Dominion is a bit different in that it allows a character to make lasting changes without personal oversight. This can range from forging an artifact to subtly altering the fate of the area. This tends to be a slow process, so it can’t be used on the fly like Influence, but it does give you some serious pull. Dominion is spent on a permanent basis, but it also makes permanent changes. It also tends to be a relatively stable resource.
Influence is something that comes and goes as the character sees fit. Dominion is something accumulated, mostly through worshipers. As your followers grow, so too does your acquired Dominion. One fun aspect is that you get more points based on how hard your tenants are to follow. A general “be a good person” won’t net you as much as “make one piece of art each month” which in turn won’t hit the “sacrifice a virgin in public every week” level.
The two aspects make it possible to enact real changes on the world, and in my mind are highly useful tools. You can directly deal with it via roleplay, or more off screen with influence, or with a lasting effect through Dominion. With those tools, it becomes far easier to make your will manifest.
Contenders for the Throne
Of course, it couldn’t be completely simple. There are forces and foes that will oppose you. Some are relatively simple. Mortals can oppose you, but there’s not a lot they can do individually. One system that is around is called Fray, which allows a Godbound to simply deal damage to unimportant foes. This allows them to simply clear out various issues.
Of course, real foes do exist. Spirits, summoned entities, mobs of lesser foes, and Eldritch spellcasters offer a significant challenge in their own way. There are also angels, parasite gods, and even remaining Made Gods that could potentially destroy lower ranking pantheons. These foes are potentially in the way due to the character’s goals, relationships, or even simply because they are both contenders for power.

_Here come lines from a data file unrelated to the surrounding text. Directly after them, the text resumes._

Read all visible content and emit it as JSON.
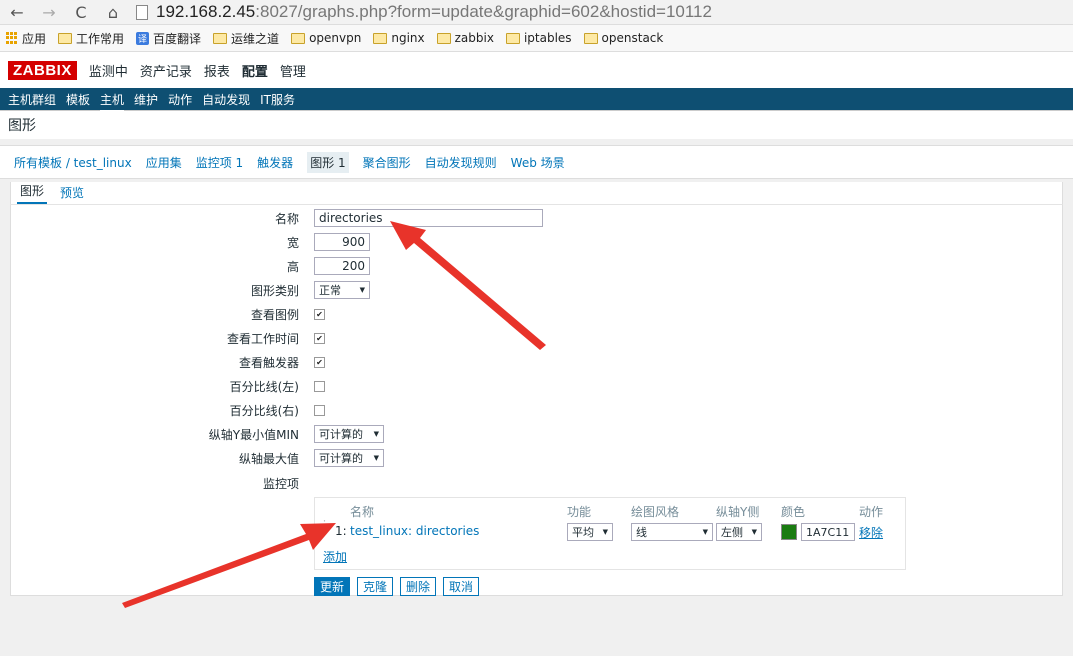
{
  "browser": {
    "url_host": "192.168.2.45",
    "url_rest": ":8027/graphs.php?form=update&graphid=602&hostid=10112"
  },
  "bookmarks": [
    {
      "label": "应用",
      "icon": "apps-icon"
    },
    {
      "label": "工作常用",
      "icon": "folder-icon"
    },
    {
      "label": "百度翻译",
      "icon": "translate-icon"
    },
    {
      "label": "运维之道",
      "icon": "folder-icon"
    },
    {
      "label": "openvpn",
      "icon": "folder-icon"
    },
    {
      "label": "nginx",
      "icon": "folder-icon"
    },
    {
      "label": "zabbix",
      "icon": "folder-icon"
    },
    {
      "label": "iptables",
      "icon": "folder-icon"
    },
    {
      "label": "openstack",
      "icon": "folder-icon"
    }
  ],
  "topnav": {
    "logo": "ZABBIX",
    "items": [
      "监测中",
      "资产记录",
      "报表",
      "配置",
      "管理"
    ]
  },
  "subnav": {
    "items": [
      "主机群组",
      "模板",
      "主机",
      "维护",
      "动作",
      "自动发现",
      "IT服务"
    ]
  },
  "page_title": "图形",
  "breadcrumbs": [
    "所有模板 / test_linux",
    "应用集",
    "监控项 1",
    "触发器",
    "图形 1",
    "聚合图形",
    "自动发现规则",
    "Web 场景"
  ],
  "tabs": [
    "图形",
    "预览"
  ],
  "form": {
    "name_label": "名称",
    "name_value": "directories",
    "width_label": "宽",
    "width_value": "900",
    "height_label": "高",
    "height_value": "200",
    "graph_type_label": "图形类别",
    "graph_type_value": "正常",
    "show_legend_label": "查看图例",
    "show_worktime_label": "查看工作时间",
    "show_triggers_label": "查看触发器",
    "percentile_left_label": "百分比线(左)",
    "percentile_right_label": "百分比线(右)",
    "ymin_label": "纵轴Y最小值MIN",
    "ymin_value": "可计算的",
    "ymax_label": "纵轴最大值",
    "ymax_value": "可计算的",
    "items_label": "监控项"
  },
  "items_table": {
    "headers": [
      "名称",
      "功能",
      "绘图风格",
      "纵轴Y侧",
      "颜色",
      "动作"
    ],
    "row": {
      "index": "1:",
      "name": "test_linux: directories",
      "function": "平均",
      "style": "线",
      "yaxis": "左侧",
      "color_hex": "1A7C11",
      "action": "移除"
    },
    "add": "添加"
  },
  "buttons": {
    "update": "更新",
    "clone": "克隆",
    "delete": "删除",
    "cancel": "取消"
  },
  "colors": {
    "accent": "#0275b8",
    "header_bar": "#0e4f72",
    "logo_red": "#d40000",
    "item_color": "#1A7C11",
    "annotation_arrow": "#e8332a"
  }
}
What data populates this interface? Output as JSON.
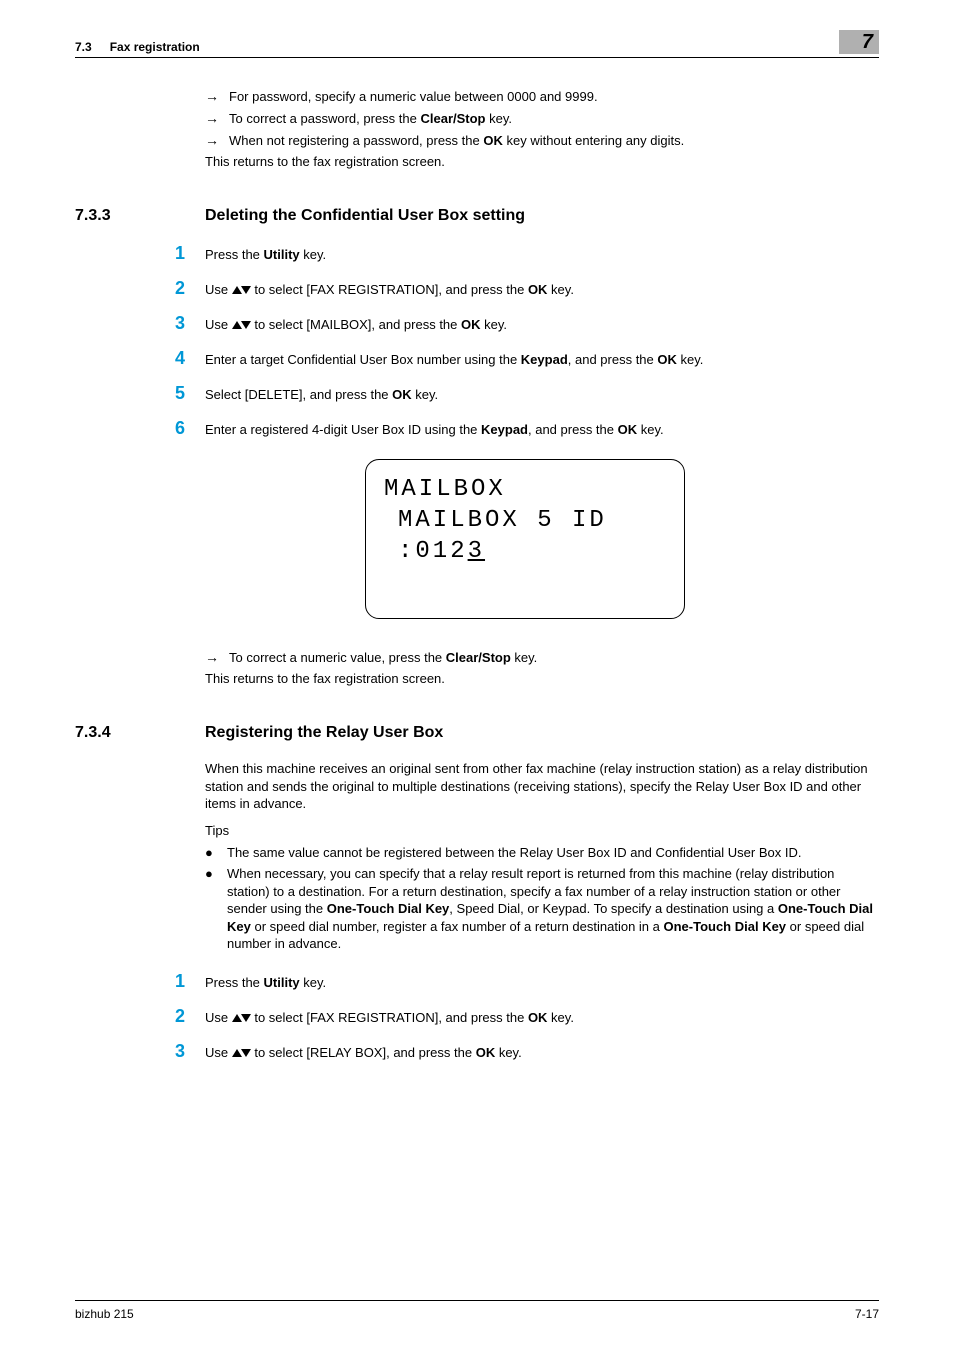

These aren’t the only issue one can face, of course. Each country has potential problems and issues. These range from the Bright Republic’s power systems slowly failing to the necromantic pirate nation…being run by necromantic pirates…I really feel like I shouldn’t have to explain that one. Still, each nation has issues. Add this to mystic curses, the primordial darkness making life difficult now and again, and the world generally being complicated…and you have a world that could use some problem solvers.
Honestly, this is probably the most open-ended segment. There are certainly antagonists galore, and many of them will reveal themselves as you strive for power. I’d say the world is…ever so slightly better than Exalted and Gods of the Fall, if only because the world isn’t in constant danger or just a terrible place to live forever. Like the two games, the game is about making the world better…if you can.
Be Ye God or Goddess
Final thoughts on this one are going to be brief. Overall, I see the game having a lot of potential. When I compare it to other games of incredibly powerful individuals, it doesn’t have quite the depth of Exalted, nor the grand scheme of Gods of the Fall. What it does have is options, and lots of them. It’s probably the first game I’ve seen where building a god of _______ is a viable concept that is both nuanced and mechanically important. Further, the different optional mechanics, simple but easily customized design, and plethora of methods of accomplishing goals make this a worthy game in its own right. I’d say give it a look, particularly if you’re looking for something properly mythic.